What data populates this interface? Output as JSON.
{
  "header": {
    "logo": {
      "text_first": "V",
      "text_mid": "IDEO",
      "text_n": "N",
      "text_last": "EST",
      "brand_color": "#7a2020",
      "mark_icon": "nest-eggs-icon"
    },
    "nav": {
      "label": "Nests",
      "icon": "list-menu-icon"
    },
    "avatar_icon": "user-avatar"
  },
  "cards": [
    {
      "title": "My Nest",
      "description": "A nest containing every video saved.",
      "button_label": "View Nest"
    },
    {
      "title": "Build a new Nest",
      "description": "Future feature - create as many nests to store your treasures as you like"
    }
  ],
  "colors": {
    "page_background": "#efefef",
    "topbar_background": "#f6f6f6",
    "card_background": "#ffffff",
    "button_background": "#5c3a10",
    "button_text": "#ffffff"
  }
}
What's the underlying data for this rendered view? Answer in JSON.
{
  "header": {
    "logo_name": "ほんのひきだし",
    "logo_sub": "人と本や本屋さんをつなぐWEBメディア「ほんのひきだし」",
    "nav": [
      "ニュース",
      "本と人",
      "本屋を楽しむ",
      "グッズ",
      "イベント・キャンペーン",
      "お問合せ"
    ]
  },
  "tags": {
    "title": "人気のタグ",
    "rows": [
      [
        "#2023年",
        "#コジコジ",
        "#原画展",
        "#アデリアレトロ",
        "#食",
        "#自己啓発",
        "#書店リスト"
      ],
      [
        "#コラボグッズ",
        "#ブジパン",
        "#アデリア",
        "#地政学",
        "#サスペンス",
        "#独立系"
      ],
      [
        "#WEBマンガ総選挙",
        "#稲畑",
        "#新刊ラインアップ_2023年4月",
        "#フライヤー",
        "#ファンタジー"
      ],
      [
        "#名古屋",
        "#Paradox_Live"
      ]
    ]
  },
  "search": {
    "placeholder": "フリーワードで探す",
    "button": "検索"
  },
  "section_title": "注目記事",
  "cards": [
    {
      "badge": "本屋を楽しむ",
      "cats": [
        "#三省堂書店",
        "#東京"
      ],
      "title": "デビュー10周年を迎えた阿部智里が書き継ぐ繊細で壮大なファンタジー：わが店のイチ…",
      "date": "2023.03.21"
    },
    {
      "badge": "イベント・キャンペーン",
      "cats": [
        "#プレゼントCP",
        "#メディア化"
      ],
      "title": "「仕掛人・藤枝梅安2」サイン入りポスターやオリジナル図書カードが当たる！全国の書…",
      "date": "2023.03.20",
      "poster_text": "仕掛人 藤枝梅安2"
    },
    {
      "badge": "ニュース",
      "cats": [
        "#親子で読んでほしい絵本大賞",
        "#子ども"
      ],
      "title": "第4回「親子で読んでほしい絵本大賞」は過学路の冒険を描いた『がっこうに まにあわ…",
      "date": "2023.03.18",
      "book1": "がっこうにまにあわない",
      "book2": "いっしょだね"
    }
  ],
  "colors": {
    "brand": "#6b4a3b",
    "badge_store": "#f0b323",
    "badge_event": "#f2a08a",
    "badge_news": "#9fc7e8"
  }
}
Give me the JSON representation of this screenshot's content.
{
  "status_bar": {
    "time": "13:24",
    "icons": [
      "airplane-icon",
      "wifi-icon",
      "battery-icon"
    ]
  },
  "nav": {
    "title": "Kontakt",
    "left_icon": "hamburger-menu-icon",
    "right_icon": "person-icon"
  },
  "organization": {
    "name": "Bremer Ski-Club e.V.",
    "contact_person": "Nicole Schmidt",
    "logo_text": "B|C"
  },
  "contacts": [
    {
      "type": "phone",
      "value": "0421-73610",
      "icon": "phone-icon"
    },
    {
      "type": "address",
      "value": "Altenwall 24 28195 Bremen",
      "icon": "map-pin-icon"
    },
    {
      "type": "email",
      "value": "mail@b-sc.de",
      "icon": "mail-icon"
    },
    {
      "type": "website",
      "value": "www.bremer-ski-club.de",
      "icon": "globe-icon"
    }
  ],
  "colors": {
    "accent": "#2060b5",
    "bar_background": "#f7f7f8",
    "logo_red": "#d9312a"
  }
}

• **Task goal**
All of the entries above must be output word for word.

• **Reply to the exercise**
What data populates this interface? Output as JSON.
{
  "header": {
    "logo": {
      "text_first": "V",
      "text_mid": "IDEO",
      "text_n": "N",
      "text_last": "EST",
      "brand_color": "#7a2020",
      "mark_icon": "nest-eggs-icon"
    },
    "nav": {
      "label": "Nests",
      "icon": "list-menu-icon"
    },
    "avatar_icon": "user-avatar"
  },
  "cards": [
    {
      "title": "My Nest",
      "description": "A nest containing every video saved.",
      "button_label": "View Nest"
    },
    {
      "title": "Build a new Nest",
      "description": "Future feature - create as many nests to store your treasures as you like"
    }
  ],
  "colors": {
    "page_background": "#efefef",
    "topbar_background": "#f6f6f6",
    "card_background": "#ffffff",
    "button_background": "#5c3a10",
    "button_text": "#ffffff"
  }
}
What's the underlying data for this rendered view? Answer in JSON.
{
  "header": {
    "logo_name": "ほんのひきだし",
    "logo_sub": "人と本や本屋さんをつなぐWEBメディア「ほんのひきだし」",
    "nav": [
      "ニュース",
      "本と人",
      "本屋を楽しむ",
      "グッズ",
      "イベント・キャンペーン",
      "お問合せ"
    ]
  },
  "tags": {
    "title": "人気のタグ",
    "rows": [
      [
        "#2023年",
        "#コジコジ",
        "#原画展",
        "#アデリアレトロ",
        "#食",
        "#自己啓発",
        "#書店リスト"
      ],
      [
        "#コラボグッズ",
        "#ブジパン",
        "#アデリア",
        "#地政学",
        "#サスペンス",
        "#独立系"
      ],
      [
        "#WEBマンガ総選挙",
        "#稲畑",
        "#新刊ラインアップ_2023年4月",
        "#フライヤー",
        "#ファンタジー"
      ],
      [
        "#名古屋",
        "#Paradox_Live"
      ]
    ]
  },
  "search": {
    "placeholder": "フリーワードで探す",
    "button": "検索"
  },
  "section_title": "注目記事",
  "cards": [
    {
      "badge": "本屋を楽しむ",
      "cats": [
        "#三省堂書店",
        "#東京"
      ],
      "title": "デビュー10周年を迎えた阿部智里が書き継ぐ繊細で壮大なファンタジー：わが店のイチ…",
      "date": "2023.03.21"
    },
    {
      "badge": "イベント・キャンペーン",
      "cats": [
        "#プレゼントCP",
        "#メディア化"
      ],
      "title": "「仕掛人・藤枝梅安2」サイン入りポスターやオリジナル図書カードが当たる！全国の書…",
      "date": "2023.03.20",
      "poster_text": "仕掛人 藤枝梅安2"
    },
    {
      "badge": "ニュース",
      "cats": [
        "#親子で読んでほしい絵本大賞",
        "#子ども"
      ],
      "title": "第4回「親子で読んでほしい絵本大賞」は過学路の冒険を描いた『がっこうに まにあわ…",
      "date": "2023.03.18",
      "book1": "がっこうにまにあわない",
      "book2": "いっしょだね"
    }
  ],
  "colors": {
    "brand": "#6b4a3b",
    "badge_store": "#f0b323",
    "badge_event": "#f2a08a",
    "badge_news": "#9fc7e8"
  }
}
Give me the JSON representation of this screenshot's content.
{
  "status_bar": {
    "time": "13:24",
    "icons": [
      "airplane-icon",
      "wifi-icon",
      "battery-icon"
    ]
  },
  "nav": {
    "title": "Kontakt",
    "left_icon": "hamburger-menu-icon",
    "right_icon": "person-icon"
  },
  "organization": {
    "name": "Bremer Ski-Club e.V.",
    "contact_person": "Nicole Schmidt",
    "logo_text": "B|C"
  },
  "contacts": [
    {
      "type": "phone",
      "value": "0421-73610",
      "icon": "phone-icon"
    },
    {
      "type": "address",
      "value": "Altenwall 24 28195 Bremen",
      "icon": "map-pin-icon"
    },
    {
      "type": "email",
      "value": "mail@b-sc.de",
      "icon": "mail-icon"
    },
    {
      "type": "website",
      "value": "www.bremer-ski-club.de",
      "icon": "globe-icon"
    }
  ],
  "colors": {
    "accent": "#2060b5",
    "bar_background": "#f7f7f8",
    "logo_red": "#d9312a"
  }
}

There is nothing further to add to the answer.